Socioeconomic inequalities in health
SYRI researchers analyzed subjective health characteristics among Ukrainian women, focusing primarily on female with university education. The research showed that negative health perceptions on the part of Ukrainian women are influenced by, for example, a higher number of close relatives, low ability to get help, or small household size.
In terms of financial capital, a relationship between health and material deprivation is evident. Simply put, the less money, the greater the deprivation. "This is easy to understand, but some of the other findings are surprising. The data showed us that the health of women not in paid work is better than those in paid work. This seems to be mainly related to the following facts. Some women are socio-economically well off and do not need to take any job, while many women do not go to work because they are considering returning and do not want to "invest in a new job". Last but not least, it is also a problem to find a suitable job according to, for example, educational qualifications, and this is doubly true for those with university qualifications. If migrants are offered employment on the labour market, it is mostly manual work that does not require higher qualifications," Dzúrová said.
Researchers have so far focused on labour migration and family migration, which have a long tradition among Ukrainians. "Focusing research on war refugees from Ukraine builds on these findings, although it is a completely different research challenge. Labor migration is premeditated, planned, and targeted to expand economic capital, but refugee migration is spontaneous, unprepared, and targeted to protect one's life from war aggression," Dzúrová said.

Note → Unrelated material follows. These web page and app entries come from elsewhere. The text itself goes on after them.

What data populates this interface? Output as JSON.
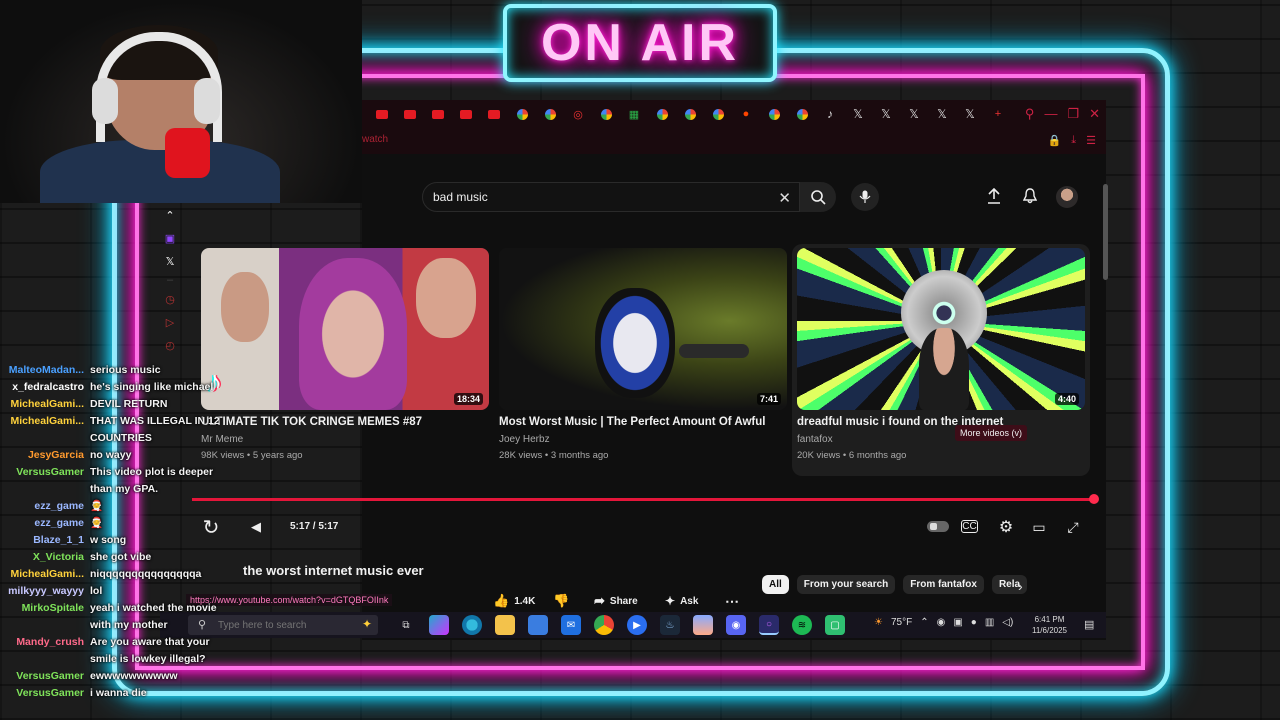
{
  "overlay": {
    "on_air": "ON AIR"
  },
  "browser": {
    "address_fragment": "watch",
    "search_query": "bad music",
    "url_status": "https://www.youtube.com/watch?v=dGTQBFOIInk"
  },
  "videos": [
    {
      "title": "ULTIMATE TIK TOK CRINGE MEMES #87",
      "channel": "Mr Meme",
      "meta": "98K views • 5 years ago",
      "duration": "18:34"
    },
    {
      "title": "Most Worst Music | The Perfect Amount Of Awful",
      "channel": "Joey Herbz",
      "meta": "28K views • 3 months ago",
      "duration": "7:41"
    },
    {
      "title": "dreadful music i found on the internet",
      "channel": "fantafox",
      "meta": "20K views • 6 months ago",
      "duration": "4:40"
    }
  ],
  "tooltip": "More videos (v)",
  "player": {
    "time": "5:17 / 5:17",
    "progress": 1.0
  },
  "video": {
    "title": "the worst internet music ever",
    "likes": "1.4K",
    "share": "Share",
    "ask": "Ask"
  },
  "chips": [
    "All",
    "From your search",
    "From fantafox",
    "Rela"
  ],
  "taskbar": {
    "search_placeholder": "Type here to search",
    "weather": "75°F",
    "time": "6:41 PM",
    "date": "11/6/2025"
  },
  "chat": [
    {
      "user": "MalteoMadan...",
      "color": "#4aa0ff",
      "text": "serious music"
    },
    {
      "user": "x_fedralcastro",
      "color": "#ffffff",
      "text": "he's singing like michael"
    },
    {
      "user": "MichealGami...",
      "color": "#ffd23c",
      "text": "DEVIL RETURN"
    },
    {
      "user": "MichealGami...",
      "color": "#ffd23c",
      "text": "THAT WAS ILLEGAL IN 12 COUNTRIES"
    },
    {
      "user": "JesyGarcia",
      "color": "#ff9a2e",
      "text": "no wayy"
    },
    {
      "user": "VersusGamer",
      "color": "#7fe35a",
      "text": "This video plot is deeper than my GPA."
    },
    {
      "user": "ezz_game",
      "color": "#9bb8ff",
      "text": "🧑‍🎄"
    },
    {
      "user": "ezz_game",
      "color": "#9bb8ff",
      "text": "🧑‍🎄"
    },
    {
      "user": "Blaze_1_1",
      "color": "#9bb8ff",
      "text": "w song"
    },
    {
      "user": "X_Victoria",
      "color": "#7fe35a",
      "text": "she got vibe"
    },
    {
      "user": "MichealGami...",
      "color": "#ffd23c",
      "text": "niqqqqqqqqqqqqqqqa"
    },
    {
      "user": "milkyyy_wayyy",
      "color": "#c8c8ff",
      "text": "lol"
    },
    {
      "user": "MirkoSpitale",
      "color": "#7fe35a",
      "text": "yeah i watched the movie with my mother"
    },
    {
      "user": "Mandy_crush",
      "color": "#ff6a8a",
      "text": "Are you aware that your smile is lowkey illegal?"
    },
    {
      "user": "VersusGamer",
      "color": "#7fe35a",
      "text": "ewwwwwwwwww"
    },
    {
      "user": "VersusGamer",
      "color": "#7fe35a",
      "text": "i wanna die"
    }
  ]
}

Ukrainian refugees experience stressful situations as a result of war, migration and displacement. In addition to physical and mental health, social health is also important for refugees as they are often separated from family members and friends. The researchers sought to assess the impact of economic situation and social support on subjective perceptions of health. The results showed that humanitarian and integration efforts are still not seamless and further evaluation of the situation is therefore necessary.

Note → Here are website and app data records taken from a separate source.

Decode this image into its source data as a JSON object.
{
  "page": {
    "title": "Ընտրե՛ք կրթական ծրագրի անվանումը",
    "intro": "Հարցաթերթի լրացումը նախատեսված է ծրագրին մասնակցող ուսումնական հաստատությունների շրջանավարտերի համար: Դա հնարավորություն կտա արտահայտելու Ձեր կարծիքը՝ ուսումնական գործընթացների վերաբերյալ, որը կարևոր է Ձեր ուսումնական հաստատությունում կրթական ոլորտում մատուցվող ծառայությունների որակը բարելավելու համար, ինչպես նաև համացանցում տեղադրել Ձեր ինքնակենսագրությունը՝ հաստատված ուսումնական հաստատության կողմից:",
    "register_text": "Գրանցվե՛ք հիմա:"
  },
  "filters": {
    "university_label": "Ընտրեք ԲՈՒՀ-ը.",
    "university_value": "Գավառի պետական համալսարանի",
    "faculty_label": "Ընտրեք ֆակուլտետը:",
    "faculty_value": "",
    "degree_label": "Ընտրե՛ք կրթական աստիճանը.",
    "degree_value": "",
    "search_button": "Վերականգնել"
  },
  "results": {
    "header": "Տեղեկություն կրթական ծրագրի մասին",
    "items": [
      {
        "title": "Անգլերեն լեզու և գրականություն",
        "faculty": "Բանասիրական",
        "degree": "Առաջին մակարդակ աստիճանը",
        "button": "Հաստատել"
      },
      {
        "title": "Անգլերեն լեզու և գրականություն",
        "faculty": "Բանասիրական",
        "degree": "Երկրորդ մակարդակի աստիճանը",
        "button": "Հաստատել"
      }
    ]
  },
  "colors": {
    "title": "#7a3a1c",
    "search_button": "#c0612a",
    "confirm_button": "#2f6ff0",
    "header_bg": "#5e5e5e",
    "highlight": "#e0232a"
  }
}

In the first year of the war in Ukraine, Czechia received almost half a million Ukrainian refugees. Most of them in the first months after the outbreak of the conflict. Their distribution within Czechia was very regionally differentiated, with refugees heading mainly to large cities. While for some regions this was a great organisational and financial burden, in other regions some of the capacities offered remained unused.